In this time of economic crisis and challenge to corporate America, more than ever the defeat of class action certification applications is a critical and strategic imperative. While class action legislation has had some impact, the fact of the matter is that class action filings will test corporate legal departments and their defense lawyers over the next several years as plaintiffs' counsel look for new and innovative ways to aggregate claims. For over thirty years, certain dicta in the Supreme Court's decision in Eisen v. Carlisle & Jacquelin, (27) has served as a barrier to considering the substantive factual and legal merits at the class certification stage of the litigation. However, an increasing number of courts have recognized the importance of lifting the veil and examining the merits of the alleged claims during class certification briefing and hearings. This trend, and the policy considerations supporting it, is an essential and important development that brings the judicial gate-keeper function where it belongs in potential "bet-the-company" class action litigation.
Setting the Class Certification Stage
In Eisen, the plaintiff filed suit against several brokerage firms alleging violations of securities and antitrust laws. While plaintiff's potential damages amounted to approximately seventy dollars, he sought to serve as the class representative for millions of similarly situated individuals. After a long, protracted procedural fight, the Second Circuit denied class certification. A secondary issue was which party should bear the cost of providing notice to potential claimants.

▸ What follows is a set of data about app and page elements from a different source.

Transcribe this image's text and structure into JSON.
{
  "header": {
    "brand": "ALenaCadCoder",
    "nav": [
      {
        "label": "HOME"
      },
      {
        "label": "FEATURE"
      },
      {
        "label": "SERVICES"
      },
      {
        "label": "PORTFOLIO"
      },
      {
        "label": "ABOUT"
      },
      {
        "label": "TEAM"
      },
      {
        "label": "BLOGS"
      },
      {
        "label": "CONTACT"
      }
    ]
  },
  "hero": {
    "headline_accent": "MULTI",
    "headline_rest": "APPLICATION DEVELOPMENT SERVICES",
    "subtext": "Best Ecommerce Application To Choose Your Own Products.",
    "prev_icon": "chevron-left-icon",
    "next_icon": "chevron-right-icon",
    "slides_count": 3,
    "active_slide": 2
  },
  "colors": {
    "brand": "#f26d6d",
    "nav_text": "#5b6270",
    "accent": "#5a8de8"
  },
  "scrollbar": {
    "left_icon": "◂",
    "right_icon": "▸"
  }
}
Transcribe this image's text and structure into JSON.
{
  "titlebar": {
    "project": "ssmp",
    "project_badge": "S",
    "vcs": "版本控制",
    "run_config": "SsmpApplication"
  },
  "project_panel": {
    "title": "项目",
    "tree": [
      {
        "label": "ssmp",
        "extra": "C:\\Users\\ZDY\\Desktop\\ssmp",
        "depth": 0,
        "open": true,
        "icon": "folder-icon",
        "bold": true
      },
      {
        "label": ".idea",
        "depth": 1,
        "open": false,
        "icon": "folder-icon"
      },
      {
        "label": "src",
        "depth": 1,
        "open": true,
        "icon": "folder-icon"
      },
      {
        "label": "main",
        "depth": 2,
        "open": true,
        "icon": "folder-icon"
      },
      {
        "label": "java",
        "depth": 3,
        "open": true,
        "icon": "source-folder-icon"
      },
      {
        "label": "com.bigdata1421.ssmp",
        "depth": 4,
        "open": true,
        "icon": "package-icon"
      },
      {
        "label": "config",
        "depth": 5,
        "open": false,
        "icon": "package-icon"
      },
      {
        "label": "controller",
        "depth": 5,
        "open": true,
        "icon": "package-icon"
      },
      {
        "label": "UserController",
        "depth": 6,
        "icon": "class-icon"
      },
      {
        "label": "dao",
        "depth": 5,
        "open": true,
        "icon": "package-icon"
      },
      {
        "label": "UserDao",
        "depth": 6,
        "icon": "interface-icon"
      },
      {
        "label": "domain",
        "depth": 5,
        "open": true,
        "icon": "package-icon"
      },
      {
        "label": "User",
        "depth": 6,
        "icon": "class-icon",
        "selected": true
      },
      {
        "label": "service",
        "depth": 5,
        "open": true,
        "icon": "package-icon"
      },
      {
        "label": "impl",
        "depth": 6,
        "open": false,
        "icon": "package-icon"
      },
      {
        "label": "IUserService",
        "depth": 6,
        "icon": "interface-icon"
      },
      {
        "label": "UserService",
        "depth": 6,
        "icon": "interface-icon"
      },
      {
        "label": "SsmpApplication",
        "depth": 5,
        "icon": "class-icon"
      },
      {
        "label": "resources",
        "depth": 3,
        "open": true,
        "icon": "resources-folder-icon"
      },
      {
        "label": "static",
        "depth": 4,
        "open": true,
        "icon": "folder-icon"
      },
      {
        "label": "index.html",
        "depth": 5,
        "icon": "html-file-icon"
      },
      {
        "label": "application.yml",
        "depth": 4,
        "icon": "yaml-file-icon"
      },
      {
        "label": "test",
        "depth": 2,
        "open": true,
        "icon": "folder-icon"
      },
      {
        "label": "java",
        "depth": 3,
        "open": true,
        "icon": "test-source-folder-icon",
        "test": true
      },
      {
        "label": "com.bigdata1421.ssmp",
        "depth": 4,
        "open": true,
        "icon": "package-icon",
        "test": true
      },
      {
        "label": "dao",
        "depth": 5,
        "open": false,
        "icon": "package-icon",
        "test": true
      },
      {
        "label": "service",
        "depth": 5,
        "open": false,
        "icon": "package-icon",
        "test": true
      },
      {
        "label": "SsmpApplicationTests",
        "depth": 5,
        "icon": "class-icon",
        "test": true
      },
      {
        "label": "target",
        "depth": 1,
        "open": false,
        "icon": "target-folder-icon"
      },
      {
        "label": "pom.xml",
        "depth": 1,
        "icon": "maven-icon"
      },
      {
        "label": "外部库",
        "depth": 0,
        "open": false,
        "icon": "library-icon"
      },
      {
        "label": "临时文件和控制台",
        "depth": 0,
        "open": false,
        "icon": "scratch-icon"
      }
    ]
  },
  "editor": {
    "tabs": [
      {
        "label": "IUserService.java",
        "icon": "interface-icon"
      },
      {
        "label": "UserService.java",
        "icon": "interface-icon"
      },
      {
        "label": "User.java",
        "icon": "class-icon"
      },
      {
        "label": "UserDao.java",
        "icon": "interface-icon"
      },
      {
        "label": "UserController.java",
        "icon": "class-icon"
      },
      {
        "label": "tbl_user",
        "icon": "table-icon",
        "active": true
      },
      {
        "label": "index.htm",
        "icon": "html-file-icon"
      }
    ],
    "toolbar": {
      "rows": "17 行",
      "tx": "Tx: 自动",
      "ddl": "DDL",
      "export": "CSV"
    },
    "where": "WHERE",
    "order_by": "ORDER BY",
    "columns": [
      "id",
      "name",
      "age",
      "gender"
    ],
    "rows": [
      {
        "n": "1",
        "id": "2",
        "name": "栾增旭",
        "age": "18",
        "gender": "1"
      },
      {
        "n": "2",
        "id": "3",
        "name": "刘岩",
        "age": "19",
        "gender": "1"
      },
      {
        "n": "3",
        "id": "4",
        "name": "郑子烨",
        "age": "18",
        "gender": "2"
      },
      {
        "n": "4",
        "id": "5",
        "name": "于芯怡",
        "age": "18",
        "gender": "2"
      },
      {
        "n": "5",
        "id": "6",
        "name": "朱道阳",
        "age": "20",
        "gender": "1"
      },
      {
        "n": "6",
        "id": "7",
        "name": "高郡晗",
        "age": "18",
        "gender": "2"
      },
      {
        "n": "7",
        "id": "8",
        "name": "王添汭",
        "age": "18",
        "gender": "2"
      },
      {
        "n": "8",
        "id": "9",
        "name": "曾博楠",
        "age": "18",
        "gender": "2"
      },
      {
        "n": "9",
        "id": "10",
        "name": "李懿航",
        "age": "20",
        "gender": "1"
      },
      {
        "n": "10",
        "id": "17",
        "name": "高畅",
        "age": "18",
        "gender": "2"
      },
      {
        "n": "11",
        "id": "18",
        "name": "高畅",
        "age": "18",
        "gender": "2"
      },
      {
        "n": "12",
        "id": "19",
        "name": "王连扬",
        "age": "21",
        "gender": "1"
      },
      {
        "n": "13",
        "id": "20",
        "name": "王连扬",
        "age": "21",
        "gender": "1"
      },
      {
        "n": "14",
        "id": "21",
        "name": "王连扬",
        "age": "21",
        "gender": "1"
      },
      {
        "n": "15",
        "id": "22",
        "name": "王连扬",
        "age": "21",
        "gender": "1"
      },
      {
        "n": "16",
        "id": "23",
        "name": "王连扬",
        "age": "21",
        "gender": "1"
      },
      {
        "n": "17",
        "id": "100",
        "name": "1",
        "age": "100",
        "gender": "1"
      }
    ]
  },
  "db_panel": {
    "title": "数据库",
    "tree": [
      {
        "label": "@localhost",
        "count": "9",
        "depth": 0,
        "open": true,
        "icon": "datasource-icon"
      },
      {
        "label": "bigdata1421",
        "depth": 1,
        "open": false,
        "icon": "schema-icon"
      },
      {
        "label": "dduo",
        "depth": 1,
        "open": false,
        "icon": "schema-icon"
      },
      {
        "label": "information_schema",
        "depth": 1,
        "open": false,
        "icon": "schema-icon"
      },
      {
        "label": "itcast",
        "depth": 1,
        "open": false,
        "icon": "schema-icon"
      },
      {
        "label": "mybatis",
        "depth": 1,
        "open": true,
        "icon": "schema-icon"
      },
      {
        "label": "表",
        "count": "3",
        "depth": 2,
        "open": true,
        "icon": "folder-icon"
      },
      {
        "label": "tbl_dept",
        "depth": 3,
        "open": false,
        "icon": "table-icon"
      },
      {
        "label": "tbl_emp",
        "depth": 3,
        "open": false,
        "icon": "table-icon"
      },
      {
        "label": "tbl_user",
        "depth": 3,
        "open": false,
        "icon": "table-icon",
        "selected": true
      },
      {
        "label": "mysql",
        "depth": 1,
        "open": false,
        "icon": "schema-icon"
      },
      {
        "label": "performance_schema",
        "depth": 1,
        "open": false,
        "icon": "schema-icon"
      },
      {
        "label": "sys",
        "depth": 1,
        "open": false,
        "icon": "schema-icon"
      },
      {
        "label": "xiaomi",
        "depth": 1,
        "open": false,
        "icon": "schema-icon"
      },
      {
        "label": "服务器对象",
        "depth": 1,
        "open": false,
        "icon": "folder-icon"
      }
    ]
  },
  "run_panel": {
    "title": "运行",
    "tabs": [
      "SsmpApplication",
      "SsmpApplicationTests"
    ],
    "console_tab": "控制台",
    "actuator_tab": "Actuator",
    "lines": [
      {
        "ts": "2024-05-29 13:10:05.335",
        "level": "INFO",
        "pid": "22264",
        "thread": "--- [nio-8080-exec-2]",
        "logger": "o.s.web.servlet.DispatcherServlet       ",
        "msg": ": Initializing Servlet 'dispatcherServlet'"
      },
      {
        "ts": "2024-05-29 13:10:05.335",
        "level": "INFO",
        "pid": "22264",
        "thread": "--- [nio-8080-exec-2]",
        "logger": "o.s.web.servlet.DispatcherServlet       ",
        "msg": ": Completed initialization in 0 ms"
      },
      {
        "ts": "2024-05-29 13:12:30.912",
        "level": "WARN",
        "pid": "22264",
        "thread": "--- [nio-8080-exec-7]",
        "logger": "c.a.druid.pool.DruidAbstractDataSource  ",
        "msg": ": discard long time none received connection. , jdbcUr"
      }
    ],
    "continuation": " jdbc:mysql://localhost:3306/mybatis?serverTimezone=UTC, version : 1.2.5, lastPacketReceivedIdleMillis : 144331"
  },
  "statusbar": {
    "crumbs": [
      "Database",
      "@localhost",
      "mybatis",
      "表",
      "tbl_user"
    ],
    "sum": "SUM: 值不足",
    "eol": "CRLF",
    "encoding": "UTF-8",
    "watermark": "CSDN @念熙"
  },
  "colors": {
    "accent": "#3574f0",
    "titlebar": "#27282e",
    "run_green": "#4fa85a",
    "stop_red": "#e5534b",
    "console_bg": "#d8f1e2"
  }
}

The Supreme Court's focus was on whether the plaintiff's claims satisfied the requirements of Rule 23, with the majority of its focus on the notice provisions. The district court had previously conducted a preliminary hearing into the merits and determined that the plaintiff was "more than likely" to prevail on the merits. As a result, the court apportioned ninety percent of the cost of providing notice to the defendants. It was this action of the district court that prompted the Supreme Court to state that "there is nothing in either the language or history of Rule 23 that gives a court any authority to conduct a preliminary inquiry into the merits of a suit in order to determine whether it may be maintained as a class action." (28) The Court based its decision on the principle that the plaintiff should not receive the benefits of class certification until he satisfies the requirements of Rule 23.
Since the plaintiff repeatedly stated that he would not bear the cost of providing notice under Rule, the Court did not actually need to reach a decision on the certification of the class. Instead, the Court remanded with instructions to dismiss the class as presently defined. Nothing in the Eisen decision actually related to the requirements of Rule 23 (a) or (b). Instead of reading Eisen to reject preliminary inquiries into the merits that are unrelated to the criteria of Rule 23, many courts read Eisen as standing for the proposition that all inquiries into the merits were off limits.
Judicial Focus on the Right Approach
Plaintiffs' counsel regularly argued that courts must accept the allegations as pled and certify the class based on the allegations as long as they met the Rule 23 criteria, and everything else could be resolved at a later time. The problems with this approach were obvious to everyone. The sheer costs associated with the class certification process would lead to settlements in even poor to borderline cases simply because it was cheaper to settle than litigate the case through the merits phase. This trend created much of the...